Work required:
Down to the last line, repeat the entries exactly and drop any image.

Data:
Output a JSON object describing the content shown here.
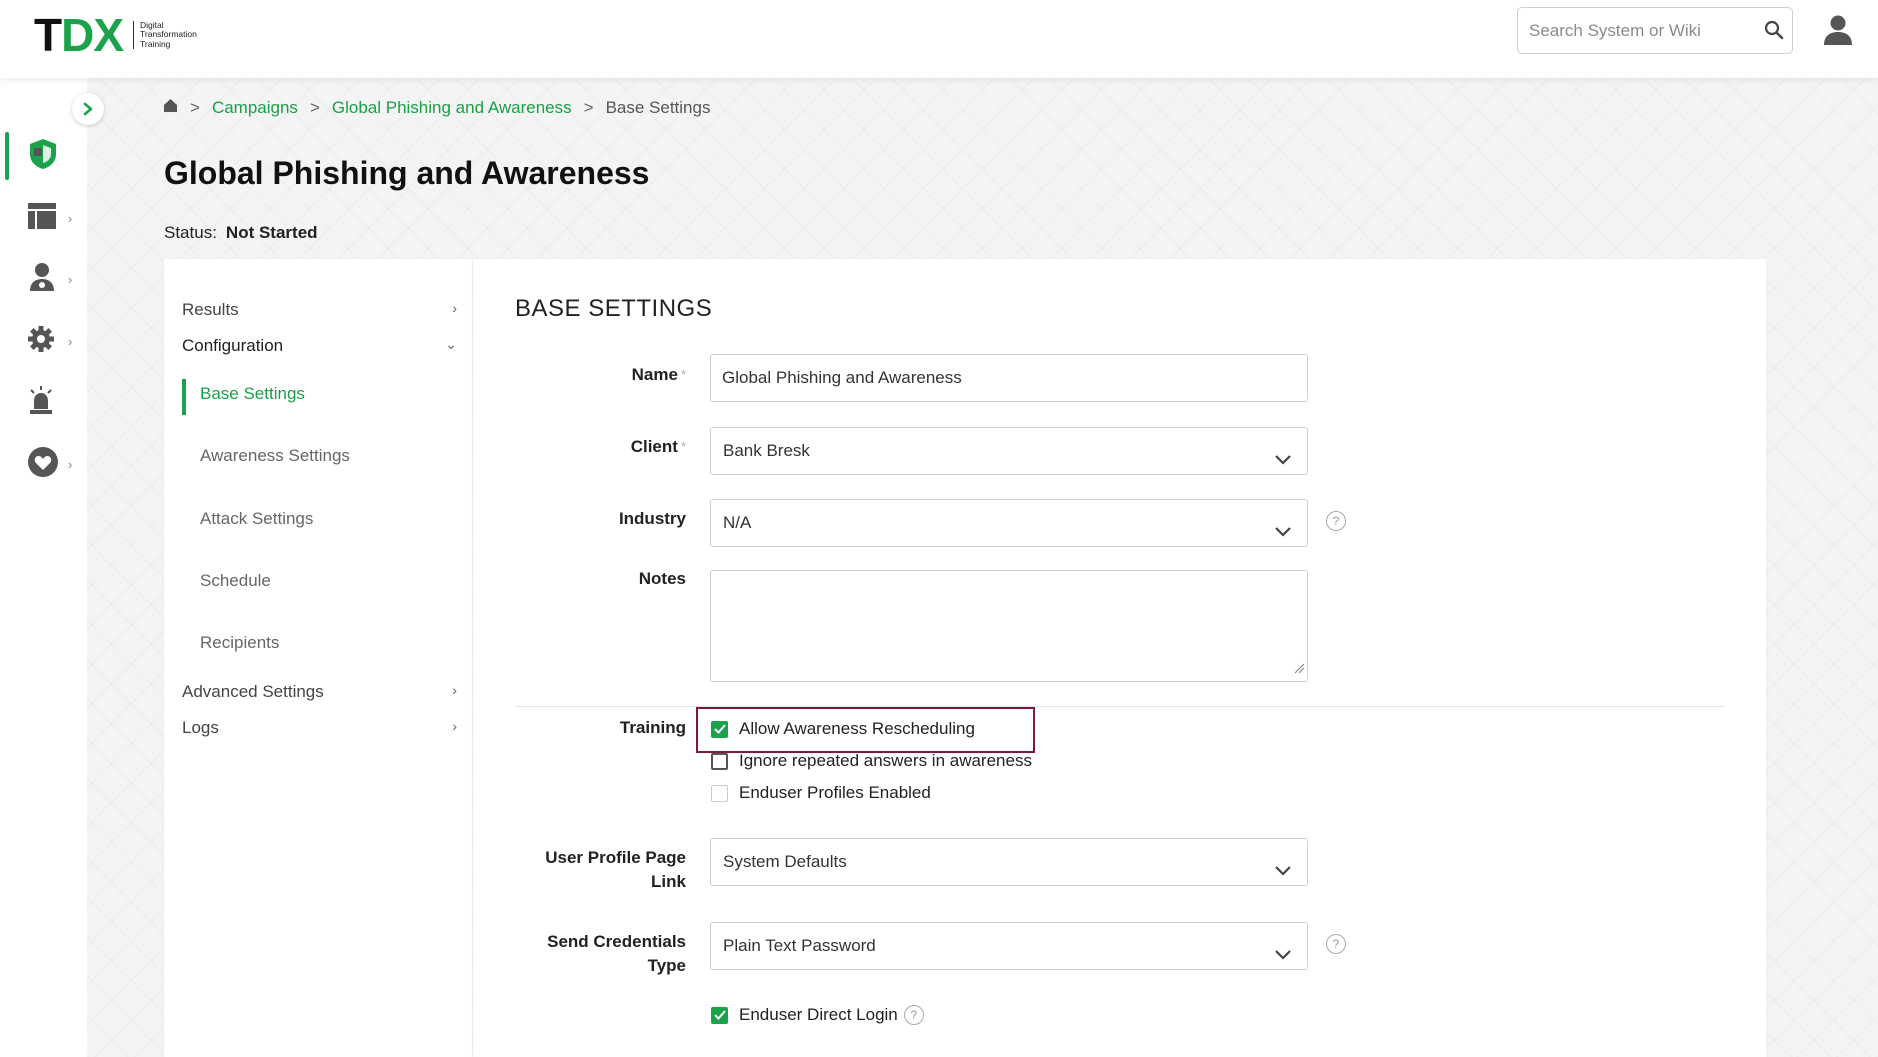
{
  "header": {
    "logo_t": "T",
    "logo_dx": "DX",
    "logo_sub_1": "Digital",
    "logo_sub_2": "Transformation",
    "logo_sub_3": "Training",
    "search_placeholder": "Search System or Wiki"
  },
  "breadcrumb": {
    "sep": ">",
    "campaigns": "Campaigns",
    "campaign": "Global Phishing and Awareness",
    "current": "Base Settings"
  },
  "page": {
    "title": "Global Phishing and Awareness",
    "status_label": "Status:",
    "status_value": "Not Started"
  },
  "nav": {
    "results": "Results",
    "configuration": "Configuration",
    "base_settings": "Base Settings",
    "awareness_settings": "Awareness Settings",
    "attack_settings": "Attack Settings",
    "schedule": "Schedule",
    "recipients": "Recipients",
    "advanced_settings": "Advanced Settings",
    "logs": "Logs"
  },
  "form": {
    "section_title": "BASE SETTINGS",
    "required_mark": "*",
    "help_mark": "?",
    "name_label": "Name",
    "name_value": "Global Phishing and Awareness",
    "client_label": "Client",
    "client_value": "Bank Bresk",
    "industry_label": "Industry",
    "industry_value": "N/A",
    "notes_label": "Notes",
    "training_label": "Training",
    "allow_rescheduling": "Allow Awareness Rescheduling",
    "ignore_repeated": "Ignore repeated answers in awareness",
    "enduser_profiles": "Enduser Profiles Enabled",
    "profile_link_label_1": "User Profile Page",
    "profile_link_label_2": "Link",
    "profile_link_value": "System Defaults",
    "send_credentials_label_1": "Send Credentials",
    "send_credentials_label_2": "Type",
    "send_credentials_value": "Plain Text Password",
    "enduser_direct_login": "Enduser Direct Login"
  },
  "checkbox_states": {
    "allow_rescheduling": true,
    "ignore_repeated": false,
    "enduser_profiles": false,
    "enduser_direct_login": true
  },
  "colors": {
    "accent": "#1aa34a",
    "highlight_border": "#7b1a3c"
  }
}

Exercise output:
Output a JSON object describing the content shown here.
{
  "header": {
    "logo_t": "T",
    "logo_dx": "DX",
    "logo_sub_1": "Digital",
    "logo_sub_2": "Transformation",
    "logo_sub_3": "Training",
    "search_placeholder": "Search System or Wiki"
  },
  "breadcrumb": {
    "sep": ">",
    "campaigns": "Campaigns",
    "campaign": "Global Phishing and Awareness",
    "current": "Base Settings"
  },
  "page": {
    "title": "Global Phishing and Awareness",
    "status_label": "Status:",
    "status_value": "Not Started"
  },
  "nav": {
    "results": "Results",
    "configuration": "Configuration",
    "base_settings": "Base Settings",
    "awareness_settings": "Awareness Settings",
    "attack_settings": "Attack Settings",
    "schedule": "Schedule",
    "recipients": "Recipients",
    "advanced_settings": "Advanced Settings",
    "logs": "Logs"
  },
  "form": {
    "section_title": "BASE SETTINGS",
    "required_mark": "*",
    "help_mark": "?",
    "name_label": "Name",
    "name_value": "Global Phishing and Awareness",
    "client_label": "Client",
    "client_value": "Bank Bresk",
    "industry_label": "Industry",
    "industry_value": "N/A",
    "notes_label": "Notes",
    "training_label": "Training",
    "allow_rescheduling": "Allow Awareness Rescheduling",
    "ignore_repeated": "Ignore repeated answers in awareness",
    "enduser_profiles": "Enduser Profiles Enabled",
    "profile_link_label_1": "User Profile Page",
    "profile_link_label_2": "Link",
    "profile_link_value": "System Defaults",
    "send_credentials_label_1": "Send Credentials",
    "send_credentials_label_2": "Type",
    "send_credentials_value": "Plain Text Password",
    "enduser_direct_login": "Enduser Direct Login"
  },
  "checkbox_states": {
    "allow_rescheduling": true,
    "ignore_repeated": false,
    "enduser_profiles": false,
    "enduser_direct_login": true
  },
  "colors": {
    "accent": "#1aa34a",
    "highlight_border": "#7b1a3c"
  }
}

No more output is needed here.